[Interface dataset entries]
※ ※ ※

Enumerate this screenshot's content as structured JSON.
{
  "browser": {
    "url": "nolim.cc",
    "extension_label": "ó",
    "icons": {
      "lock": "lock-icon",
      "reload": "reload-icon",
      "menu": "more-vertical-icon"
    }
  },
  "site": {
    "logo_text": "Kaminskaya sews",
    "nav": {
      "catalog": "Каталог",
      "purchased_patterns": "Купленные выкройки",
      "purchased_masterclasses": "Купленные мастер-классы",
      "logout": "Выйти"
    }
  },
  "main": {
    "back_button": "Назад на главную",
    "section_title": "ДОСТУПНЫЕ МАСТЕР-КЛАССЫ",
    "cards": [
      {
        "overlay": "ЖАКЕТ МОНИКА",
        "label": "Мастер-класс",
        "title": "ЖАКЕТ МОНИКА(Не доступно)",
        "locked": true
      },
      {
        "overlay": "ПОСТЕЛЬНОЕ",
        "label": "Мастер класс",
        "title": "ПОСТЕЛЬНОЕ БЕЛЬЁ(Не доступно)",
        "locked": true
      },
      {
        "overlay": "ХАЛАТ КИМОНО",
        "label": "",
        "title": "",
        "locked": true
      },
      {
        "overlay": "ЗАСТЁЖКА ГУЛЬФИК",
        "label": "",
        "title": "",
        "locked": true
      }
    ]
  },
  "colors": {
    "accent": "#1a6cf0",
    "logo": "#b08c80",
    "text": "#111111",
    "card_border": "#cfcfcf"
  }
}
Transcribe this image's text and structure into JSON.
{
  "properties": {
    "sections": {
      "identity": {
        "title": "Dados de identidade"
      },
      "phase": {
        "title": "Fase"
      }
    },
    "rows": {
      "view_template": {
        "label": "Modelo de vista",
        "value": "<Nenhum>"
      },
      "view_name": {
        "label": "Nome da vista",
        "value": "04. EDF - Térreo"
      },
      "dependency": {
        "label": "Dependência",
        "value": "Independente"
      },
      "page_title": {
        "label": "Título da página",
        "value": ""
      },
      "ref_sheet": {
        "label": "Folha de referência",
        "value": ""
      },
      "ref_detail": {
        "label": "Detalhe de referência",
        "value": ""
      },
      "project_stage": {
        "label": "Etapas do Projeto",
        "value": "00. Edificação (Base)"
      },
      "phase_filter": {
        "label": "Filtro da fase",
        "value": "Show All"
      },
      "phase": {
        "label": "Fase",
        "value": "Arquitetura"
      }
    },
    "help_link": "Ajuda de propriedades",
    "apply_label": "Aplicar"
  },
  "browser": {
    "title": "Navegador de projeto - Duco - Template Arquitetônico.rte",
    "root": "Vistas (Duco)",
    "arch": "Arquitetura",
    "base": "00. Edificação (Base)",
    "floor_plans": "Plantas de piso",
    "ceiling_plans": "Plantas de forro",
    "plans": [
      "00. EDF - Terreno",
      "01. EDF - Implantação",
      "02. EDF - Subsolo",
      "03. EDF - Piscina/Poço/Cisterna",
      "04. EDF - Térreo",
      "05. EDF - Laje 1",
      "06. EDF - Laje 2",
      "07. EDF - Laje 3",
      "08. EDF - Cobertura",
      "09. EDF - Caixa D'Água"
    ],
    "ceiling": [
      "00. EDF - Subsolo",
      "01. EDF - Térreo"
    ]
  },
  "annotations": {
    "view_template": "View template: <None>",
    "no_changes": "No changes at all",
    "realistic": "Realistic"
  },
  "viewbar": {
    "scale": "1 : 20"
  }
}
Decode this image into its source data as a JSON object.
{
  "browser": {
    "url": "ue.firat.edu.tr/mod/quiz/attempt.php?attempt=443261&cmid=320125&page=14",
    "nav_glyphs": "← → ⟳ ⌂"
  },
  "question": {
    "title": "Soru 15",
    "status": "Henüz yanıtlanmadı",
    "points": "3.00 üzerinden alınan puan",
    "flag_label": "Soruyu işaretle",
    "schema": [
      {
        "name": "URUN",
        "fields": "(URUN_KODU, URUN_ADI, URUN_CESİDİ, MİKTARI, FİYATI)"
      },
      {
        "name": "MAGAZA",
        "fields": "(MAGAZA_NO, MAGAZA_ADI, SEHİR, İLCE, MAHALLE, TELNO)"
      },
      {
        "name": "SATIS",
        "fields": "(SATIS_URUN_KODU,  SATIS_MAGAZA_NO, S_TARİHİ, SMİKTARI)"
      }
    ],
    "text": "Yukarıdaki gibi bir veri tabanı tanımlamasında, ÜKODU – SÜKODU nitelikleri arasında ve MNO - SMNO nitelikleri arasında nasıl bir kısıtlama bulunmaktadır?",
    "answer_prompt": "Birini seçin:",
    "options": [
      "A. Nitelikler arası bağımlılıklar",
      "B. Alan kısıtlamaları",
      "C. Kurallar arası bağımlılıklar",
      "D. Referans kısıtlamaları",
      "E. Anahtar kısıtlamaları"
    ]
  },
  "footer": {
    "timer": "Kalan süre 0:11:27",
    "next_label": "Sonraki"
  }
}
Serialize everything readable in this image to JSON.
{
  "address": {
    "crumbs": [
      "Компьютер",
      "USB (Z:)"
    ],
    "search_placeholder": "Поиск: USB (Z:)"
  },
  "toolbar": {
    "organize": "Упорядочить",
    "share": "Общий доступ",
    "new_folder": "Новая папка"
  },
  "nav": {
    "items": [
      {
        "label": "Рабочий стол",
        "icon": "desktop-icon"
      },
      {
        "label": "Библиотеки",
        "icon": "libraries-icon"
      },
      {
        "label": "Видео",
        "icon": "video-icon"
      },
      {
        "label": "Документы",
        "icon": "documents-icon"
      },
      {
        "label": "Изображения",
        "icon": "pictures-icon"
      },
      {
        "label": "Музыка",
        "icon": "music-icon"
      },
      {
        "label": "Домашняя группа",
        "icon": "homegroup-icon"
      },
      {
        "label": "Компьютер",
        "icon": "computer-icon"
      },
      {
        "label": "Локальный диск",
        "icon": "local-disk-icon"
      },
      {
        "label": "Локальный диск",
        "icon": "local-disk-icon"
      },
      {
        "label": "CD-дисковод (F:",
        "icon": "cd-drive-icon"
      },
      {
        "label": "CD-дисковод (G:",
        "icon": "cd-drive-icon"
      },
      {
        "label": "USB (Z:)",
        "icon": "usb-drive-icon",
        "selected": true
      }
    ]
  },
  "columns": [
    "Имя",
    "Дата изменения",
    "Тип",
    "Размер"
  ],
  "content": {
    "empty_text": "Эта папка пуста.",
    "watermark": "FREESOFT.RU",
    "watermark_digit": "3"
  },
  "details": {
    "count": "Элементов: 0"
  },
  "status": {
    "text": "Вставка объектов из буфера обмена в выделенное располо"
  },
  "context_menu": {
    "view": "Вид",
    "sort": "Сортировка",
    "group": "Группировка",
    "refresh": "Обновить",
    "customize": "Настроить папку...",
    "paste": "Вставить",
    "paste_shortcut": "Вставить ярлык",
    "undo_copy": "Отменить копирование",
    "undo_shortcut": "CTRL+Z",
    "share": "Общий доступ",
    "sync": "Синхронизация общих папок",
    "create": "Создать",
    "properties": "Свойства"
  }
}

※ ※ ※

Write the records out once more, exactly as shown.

Enumerate this screenshot's content as structured JSON.
{
  "browser": {
    "url": "nolim.cc",
    "extension_label": "ó",
    "icons": {
      "lock": "lock-icon",
      "reload": "reload-icon",
      "menu": "more-vertical-icon"
    }
  },
  "site": {
    "logo_text": "Kaminskaya sews",
    "nav": {
      "catalog": "Каталог",
      "purchased_patterns": "Купленные выкройки",
      "purchased_masterclasses": "Купленные мастер-классы",
      "logout": "Выйти"
    }
  },
  "main": {
    "back_button": "Назад на главную",
    "section_title": "ДОСТУПНЫЕ МАСТЕР-КЛАССЫ",
    "cards": [
      {
        "overlay": "ЖАКЕТ МОНИКА",
        "label": "Мастер-класс",
        "title": "ЖАКЕТ МОНИКА(Не доступно)",
        "locked": true
      },
      {
        "overlay": "ПОСТЕЛЬНОЕ",
        "label": "Мастер класс",
        "title": "ПОСТЕЛЬНОЕ БЕЛЬЁ(Не доступно)",
        "locked": true
      },
      {
        "overlay": "ХАЛАТ КИМОНО",
        "label": "",
        "title": "",
        "locked": true
      },
      {
        "overlay": "ЗАСТЁЖКА ГУЛЬФИК",
        "label": "",
        "title": "",
        "locked": true
      }
    ]
  },
  "colors": {
    "accent": "#1a6cf0",
    "logo": "#b08c80",
    "text": "#111111",
    "card_border": "#cfcfcf"
  }
}
Transcribe this image's text and structure into JSON.
{
  "properties": {
    "sections": {
      "identity": {
        "title": "Dados de identidade"
      },
      "phase": {
        "title": "Fase"
      }
    },
    "rows": {
      "view_template": {
        "label": "Modelo de vista",
        "value": "<Nenhum>"
      },
      "view_name": {
        "label": "Nome da vista",
        "value": "04. EDF - Térreo"
      },
      "dependency": {
        "label": "Dependência",
        "value": "Independente"
      },
      "page_title": {
        "label": "Título da página",
        "value": ""
      },
      "ref_sheet": {
        "label": "Folha de referência",
        "value": ""
      },
      "ref_detail": {
        "label": "Detalhe de referência",
        "value": ""
      },
      "project_stage": {
        "label": "Etapas do Projeto",
        "value": "00. Edificação (Base)"
      },
      "phase_filter": {
        "label": "Filtro da fase",
        "value": "Show All"
      },
      "phase": {
        "label": "Fase",
        "value": "Arquitetura"
      }
    },
    "help_link": "Ajuda de propriedades",
    "apply_label": "Aplicar"
  },
  "browser": {
    "title": "Navegador de projeto - Duco - Template Arquitetônico.rte",
    "root": "Vistas (Duco)",
    "arch": "Arquitetura",
    "base": "00. Edificação (Base)",
    "floor_plans": "Plantas de piso",
    "ceiling_plans": "Plantas de forro",
    "plans": [
      "00. EDF - Terreno",
      "01. EDF - Implantação",
      "02. EDF - Subsolo",
      "03. EDF - Piscina/Poço/Cisterna",
      "04. EDF - Térreo",
      "05. EDF - Laje 1",
      "06. EDF - Laje 2",
      "07. EDF - Laje 3",
      "08. EDF - Cobertura",
      "09. EDF - Caixa D'Água"
    ],
    "ceiling": [
      "00. EDF - Subsolo",
      "01. EDF - Térreo"
    ]
  },
  "annotations": {
    "view_template": "View template: <None>",
    "no_changes": "No changes at all",
    "realistic": "Realistic"
  },
  "viewbar": {
    "scale": "1 : 20"
  }
}
Decode this image into its source data as a JSON object.
{
  "browser": {
    "url": "ue.firat.edu.tr/mod/quiz/attempt.php?attempt=443261&cmid=320125&page=14",
    "nav_glyphs": "← → ⟳ ⌂"
  },
  "question": {
    "title": "Soru 15",
    "status": "Henüz yanıtlanmadı",
    "points": "3.00 üzerinden alınan puan",
    "flag_label": "Soruyu işaretle",
    "schema": [
      {
        "name": "URUN",
        "fields": "(URUN_KODU, URUN_ADI, URUN_CESİDİ, MİKTARI, FİYATI)"
      },
      {
        "name": "MAGAZA",
        "fields": "(MAGAZA_NO, MAGAZA_ADI, SEHİR, İLCE, MAHALLE, TELNO)"
      },
      {
        "name": "SATIS",
        "fields": "(SATIS_URUN_KODU,  SATIS_MAGAZA_NO, S_TARİHİ, SMİKTARI)"
      }
    ],
    "text": "Yukarıdaki gibi bir veri tabanı tanımlamasında, ÜKODU – SÜKODU nitelikleri arasında ve MNO - SMNO nitelikleri arasında nasıl bir kısıtlama bulunmaktadır?",
    "answer_prompt": "Birini seçin:",
    "options": [
      "A. Nitelikler arası bağımlılıklar",
      "B. Alan kısıtlamaları",
      "C. Kurallar arası bağımlılıklar",
      "D. Referans kısıtlamaları",
      "E. Anahtar kısıtlamaları"
    ]
  },
  "footer": {
    "timer": "Kalan süre 0:11:27",
    "next_label": "Sonraki"
  }
}
Serialize everything readable in this image to JSON.
{
  "address": {
    "crumbs": [
      "Компьютер",
      "USB (Z:)"
    ],
    "search_placeholder": "Поиск: USB (Z:)"
  },
  "toolbar": {
    "organize": "Упорядочить",
    "share": "Общий доступ",
    "new_folder": "Новая папка"
  },
  "nav": {
    "items": [
      {
        "label": "Рабочий стол",
        "icon": "desktop-icon"
      },
      {
        "label": "Библиотеки",
        "icon": "libraries-icon"
      },
      {
        "label": "Видео",
        "icon": "video-icon"
      },
      {
        "label": "Документы",
        "icon": "documents-icon"
      },
      {
        "label": "Изображения",
        "icon": "pictures-icon"
      },
      {
        "label": "Музыка",
        "icon": "music-icon"
      },
      {
        "label": "Домашняя группа",
        "icon": "homegroup-icon"
      },
      {
        "label": "Компьютер",
        "icon": "computer-icon"
      },
      {
        "label": "Локальный диск",
        "icon": "local-disk-icon"
      },
      {
        "label": "Локальный диск",
        "icon": "local-disk-icon"
      },
      {
        "label": "CD-дисковод (F:",
        "icon": "cd-drive-icon"
      },
      {
        "label": "CD-дисковод (G:",
        "icon": "cd-drive-icon"
      },
      {
        "label": "USB (Z:)",
        "icon": "usb-drive-icon",
        "selected": true
      }
    ]
  },
  "columns": [
    "Имя",
    "Дата изменения",
    "Тип",
    "Размер"
  ],
  "content": {
    "empty_text": "Эта папка пуста.",
    "watermark": "FREESOFT.RU",
    "watermark_digit": "3"
  },
  "details": {
    "count": "Элементов: 0"
  },
  "status": {
    "text": "Вставка объектов из буфера обмена в выделенное располо"
  },
  "context_menu": {
    "view": "Вид",
    "sort": "Сортировка",
    "group": "Группировка",
    "refresh": "Обновить",
    "customize": "Настроить папку...",
    "paste": "Вставить",
    "paste_shortcut": "Вставить ярлык",
    "undo_copy": "Отменить копирование",
    "undo_shortcut": "CTRL+Z",
    "share": "Общий доступ",
    "sync": "Синхронизация общих папок",
    "create": "Создать",
    "properties": "Свойства"
  }
}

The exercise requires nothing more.